On August 30, the Turkish-sponsored Syrian Islamic Council — a group of 128 religious clerics that aims to unite Syria’s moderate religious authority — called on rebel forces to form a “national army” under the auspices of the provisional government, exiled in Gaziantep, Turkey (Syrian Islamic Council, August 30).

In mid-September 2017, the provisional government heeded that call with the participation of dozens of FSA groups and key non-FSA, such as AAS and Jaysh al-Islam (Orient News, September 13). The inclusion of AAS marks a shift away from the group’s prior rejection of various rebel unity initiatives and has, in unprecedented fashion, created a unified front that opposes both al-Assad and HTS.

However, the extent to which this new force can tip the scales in their favor is questionable given HTS’ military, political and economic presence in Idlib province. HTS boasts the most fighters, an increasingly interventionist civil administration and control over the region’s border crossings and major towns. It is highly unlikely that HTS will moderate its opinion toward dealing with international actors, and even if it did, the international community would be hard pressed to treat HTS as a legitimate actor. Military intervention by Turkey could pose a threat to the group. However, that would face opposition from Russia and al-Assad as neither would desire another Turkish-controlled enclave so close to its coastal stronghold in Latakia province.

Future Prospects and U.S. Policy

Ongoing challenges such as dealing with NDZM, stemming internal discord and monopolizing civilian affairs will continue widening the cracks in HTS’ armor, but these are unlikely to topple its deeply-entrenched authority. With the lack of a unified coalition strong enough to dislodge it and only the remotest prospect of Turkish intervention, HTS is likely to continue its dominance in Idlib province.

While the U.S. and Coalition have made aggressive strides in degrading IS in the east, HTS is taking advantage of being a lower priority to build its safe haven and shore up jihadist support.

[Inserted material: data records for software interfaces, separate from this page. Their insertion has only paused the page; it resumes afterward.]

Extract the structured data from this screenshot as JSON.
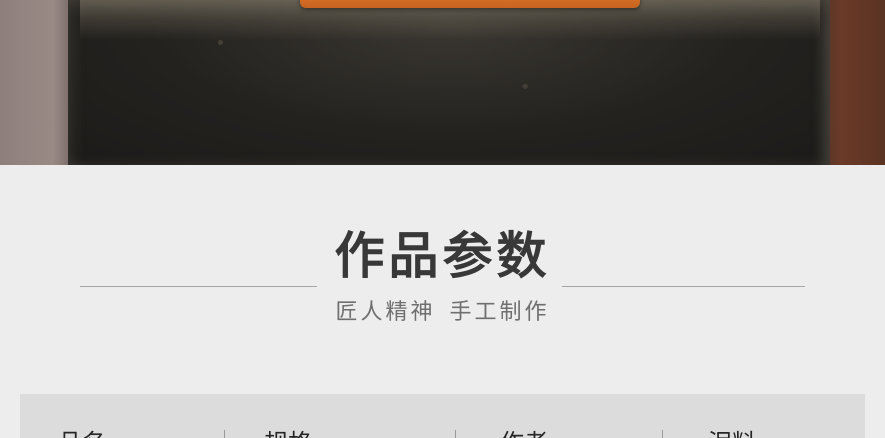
{
  "section": {
    "title": "作品参数",
    "subtitle_left": "匠人精神",
    "subtitle_right": "手工制作"
  },
  "spec_table": {
    "headers": [
      "品名",
      "规格",
      "作者",
      "泥料"
    ]
  },
  "colors": {
    "background": "#ededed",
    "title": "#383838",
    "subtitle": "#6f6f6f",
    "rule": "#a6a6a6",
    "table_bg": "#dcdcdc"
  }
}
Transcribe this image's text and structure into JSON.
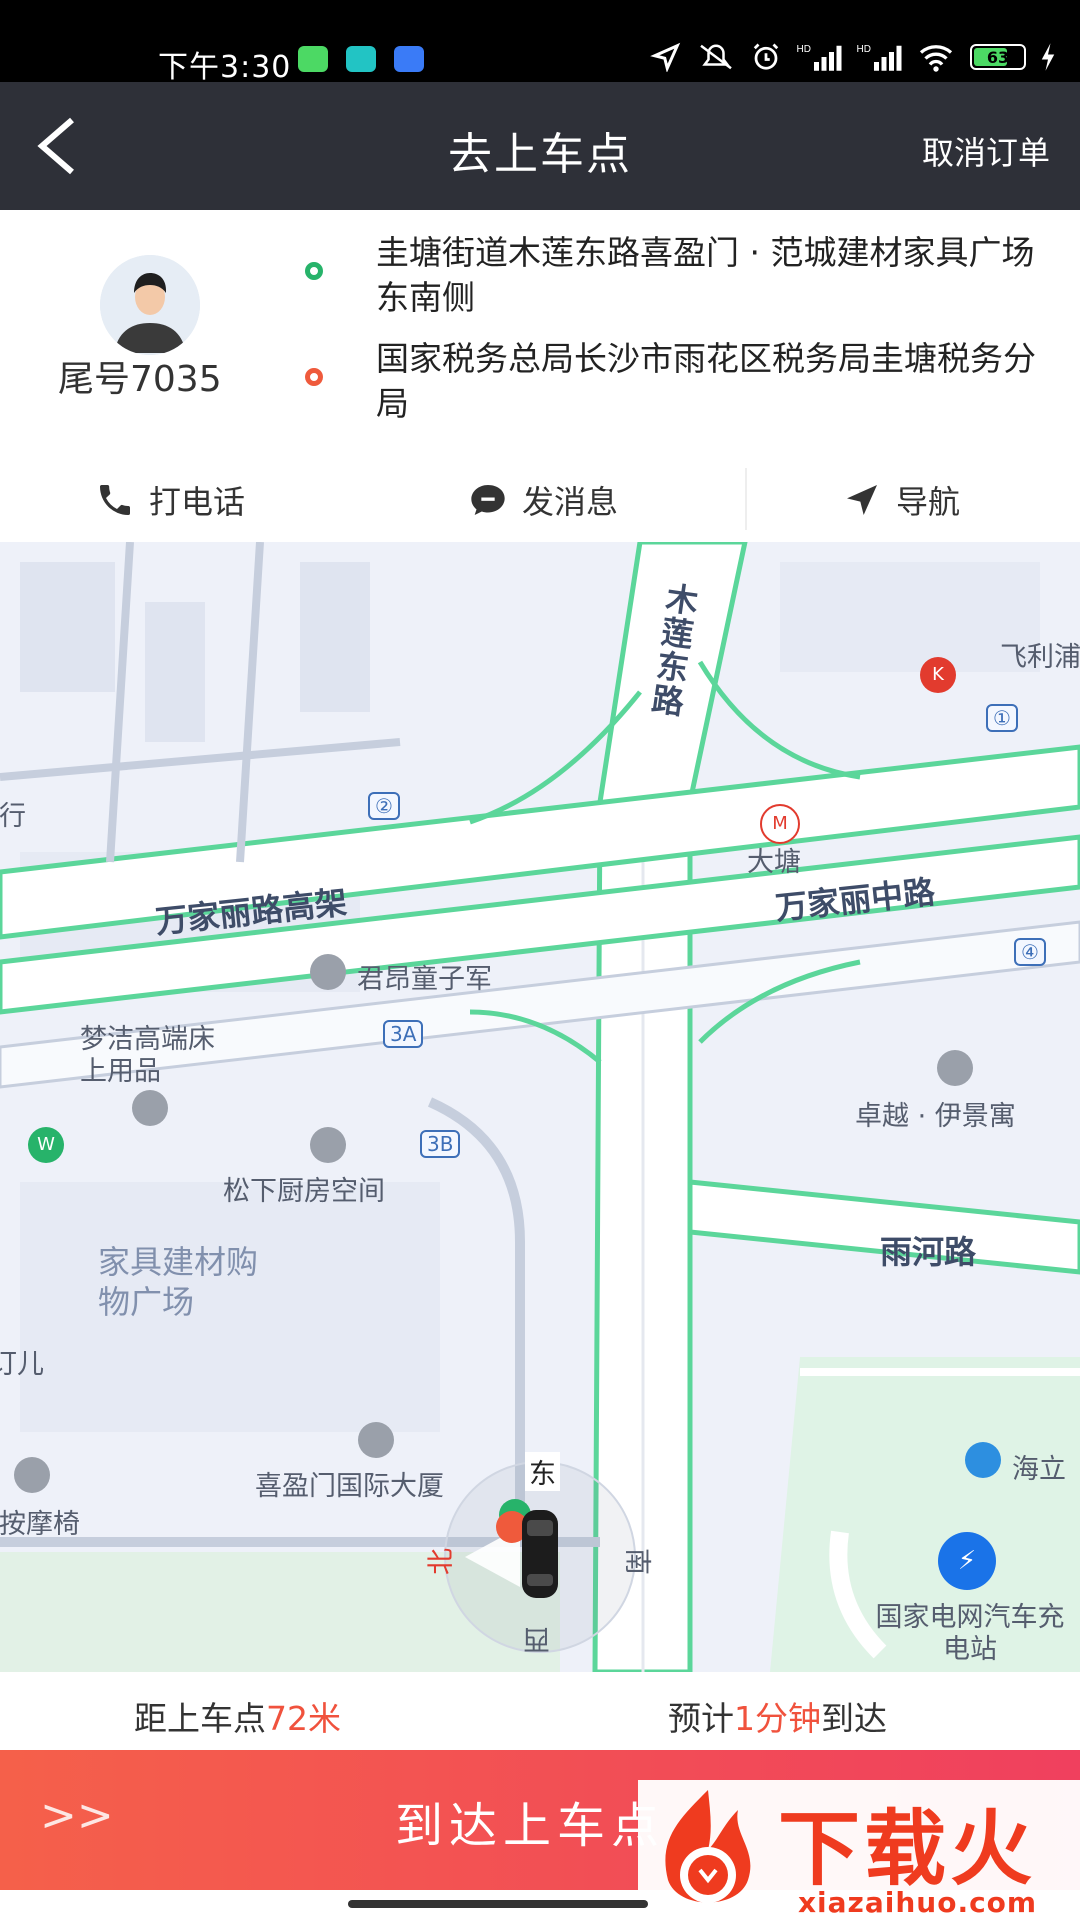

Central to preventing this is identifying new local partners, which may require collaborating with Turkey politically and diplomatically. Doing so may include walking back on some commitments to the Kurds, but ultimately will align with the U.S. national security goal of preventing a jihadist stronghold in Syria.